That’s according to an Associated Press report out this week that suggests unauthorized workers are badly needed in the rebuilding effort while simultaneously living with the reality that they could be ejected from the country at any time:
Day laborers interviewed by The Associated Press said they've been hired by a mix of individual homeowners, work crews from out of state, and subcontractors working on residential and commercial buildings. Mostly immigrants, they operate in plain sight, gathering early in the morning in parking lots near construction stores and gas stations, and waiting to be offered work.
Advocates from the National Day Laborer Organizing Network recently fanned out to these sites with pens and clipboards to survey the workers about the conditions they're experiencing. Interviews suggested most are routinely exposed to mold and contamination, and aren't aware of legal protections they have even if they're not in the country legally. Advocates have been passing out flyers with information and holding worker trainings.
About a quarter of the more than 350 workers surveyed said they had been denied wages promised for cleanup work after Harvey, sometimes by employers who abandoned them at work sites after they had completed a job, according to a report on the survey by Nik Theodore, a professor at the University of Illinois at Chicago. Around 85 percent had not received safety training.
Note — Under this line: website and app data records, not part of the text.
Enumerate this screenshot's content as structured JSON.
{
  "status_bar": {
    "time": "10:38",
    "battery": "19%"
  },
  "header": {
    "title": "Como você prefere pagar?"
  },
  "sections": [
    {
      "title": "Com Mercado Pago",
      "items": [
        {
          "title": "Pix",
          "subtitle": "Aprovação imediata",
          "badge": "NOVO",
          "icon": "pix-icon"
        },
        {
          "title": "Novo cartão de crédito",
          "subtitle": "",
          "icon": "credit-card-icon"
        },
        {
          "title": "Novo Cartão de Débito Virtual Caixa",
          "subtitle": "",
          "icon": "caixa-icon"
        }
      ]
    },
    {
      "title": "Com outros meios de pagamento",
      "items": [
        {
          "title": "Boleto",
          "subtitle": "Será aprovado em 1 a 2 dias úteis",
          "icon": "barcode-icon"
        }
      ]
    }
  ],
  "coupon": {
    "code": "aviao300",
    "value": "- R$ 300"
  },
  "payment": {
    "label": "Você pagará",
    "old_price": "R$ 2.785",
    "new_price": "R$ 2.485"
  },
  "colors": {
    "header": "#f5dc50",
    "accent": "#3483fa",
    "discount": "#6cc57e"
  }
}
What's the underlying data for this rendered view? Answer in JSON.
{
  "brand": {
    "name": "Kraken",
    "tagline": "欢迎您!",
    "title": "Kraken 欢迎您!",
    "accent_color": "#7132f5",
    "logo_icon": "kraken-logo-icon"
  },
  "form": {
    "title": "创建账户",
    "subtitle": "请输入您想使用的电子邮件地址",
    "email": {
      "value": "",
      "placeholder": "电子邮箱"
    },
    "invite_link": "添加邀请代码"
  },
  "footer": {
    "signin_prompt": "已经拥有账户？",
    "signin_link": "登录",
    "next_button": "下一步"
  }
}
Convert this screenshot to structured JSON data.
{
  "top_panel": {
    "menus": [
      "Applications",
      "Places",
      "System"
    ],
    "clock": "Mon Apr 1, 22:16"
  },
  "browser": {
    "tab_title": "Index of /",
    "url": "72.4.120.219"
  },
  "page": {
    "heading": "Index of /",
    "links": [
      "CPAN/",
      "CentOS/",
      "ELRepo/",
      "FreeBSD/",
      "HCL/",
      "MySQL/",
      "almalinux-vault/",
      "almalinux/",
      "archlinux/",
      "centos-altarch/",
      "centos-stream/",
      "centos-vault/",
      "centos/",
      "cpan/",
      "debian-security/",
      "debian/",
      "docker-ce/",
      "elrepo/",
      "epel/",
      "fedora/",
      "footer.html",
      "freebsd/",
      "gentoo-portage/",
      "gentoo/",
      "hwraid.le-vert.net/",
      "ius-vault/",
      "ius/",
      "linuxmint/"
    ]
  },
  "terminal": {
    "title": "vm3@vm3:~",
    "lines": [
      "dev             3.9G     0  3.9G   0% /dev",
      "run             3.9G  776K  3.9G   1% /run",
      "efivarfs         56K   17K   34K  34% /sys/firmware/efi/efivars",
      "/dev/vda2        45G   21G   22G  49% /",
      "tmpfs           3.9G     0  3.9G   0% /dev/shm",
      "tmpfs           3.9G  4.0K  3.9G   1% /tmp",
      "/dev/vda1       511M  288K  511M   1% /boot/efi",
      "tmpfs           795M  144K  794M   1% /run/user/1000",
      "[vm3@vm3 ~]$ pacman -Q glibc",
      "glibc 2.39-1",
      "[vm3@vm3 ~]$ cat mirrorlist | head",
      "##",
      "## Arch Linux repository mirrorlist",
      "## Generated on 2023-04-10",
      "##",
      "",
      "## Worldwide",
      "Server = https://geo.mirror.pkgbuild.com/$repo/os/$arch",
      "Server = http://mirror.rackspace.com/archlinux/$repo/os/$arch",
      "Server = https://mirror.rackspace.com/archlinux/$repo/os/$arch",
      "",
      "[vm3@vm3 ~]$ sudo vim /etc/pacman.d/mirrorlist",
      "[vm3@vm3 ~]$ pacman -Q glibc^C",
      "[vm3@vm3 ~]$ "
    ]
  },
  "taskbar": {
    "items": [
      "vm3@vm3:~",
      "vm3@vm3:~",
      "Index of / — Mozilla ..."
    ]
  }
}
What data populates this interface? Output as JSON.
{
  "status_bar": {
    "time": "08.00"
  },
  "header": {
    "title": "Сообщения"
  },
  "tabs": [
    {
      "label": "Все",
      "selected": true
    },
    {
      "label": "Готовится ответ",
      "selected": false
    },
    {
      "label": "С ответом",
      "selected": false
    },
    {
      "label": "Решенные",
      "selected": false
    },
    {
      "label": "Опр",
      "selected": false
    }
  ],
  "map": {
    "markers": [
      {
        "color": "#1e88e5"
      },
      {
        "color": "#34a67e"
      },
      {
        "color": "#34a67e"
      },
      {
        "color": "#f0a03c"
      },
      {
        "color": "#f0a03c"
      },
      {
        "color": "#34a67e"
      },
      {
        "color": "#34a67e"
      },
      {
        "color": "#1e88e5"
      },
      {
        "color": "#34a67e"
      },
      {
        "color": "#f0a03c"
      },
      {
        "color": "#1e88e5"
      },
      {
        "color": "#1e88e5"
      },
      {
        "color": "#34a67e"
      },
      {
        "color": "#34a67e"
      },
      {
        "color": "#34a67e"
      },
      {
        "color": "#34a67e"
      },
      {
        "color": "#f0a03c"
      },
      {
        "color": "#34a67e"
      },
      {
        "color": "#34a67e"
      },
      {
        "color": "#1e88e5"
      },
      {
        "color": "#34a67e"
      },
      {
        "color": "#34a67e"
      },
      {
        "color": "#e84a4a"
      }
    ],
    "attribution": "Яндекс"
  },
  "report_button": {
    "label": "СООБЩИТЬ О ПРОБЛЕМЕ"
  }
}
More than 70 percent of the day laborers are in the U.S. illegally, some of them having previously been deported, the survey found. Their wages have stayed at around $100 a day, according to the survey, though some individual laborers said they were being paid more after the hurricane.
The Associated Press also quotes the head of a major construction firm in Houston:
"These people are scared," said Stan Marek, who owns a Houston-based construction company and has long pushed for a program to legalize workers. "They're not going to go to the police if they get robbed. It's a formula for disaster in our community."
Marek was among those who predicted this would happen.
In a September forum in Houston, Marek and others argued that a variety of factors would create the perfect storm for workforce on the Gulf Coast. Among them: The end of Deferred Action for Childhood Arrivals, the passage of a state-level crackdown on immigrants called Senate Bill 4, and the hurricane itself.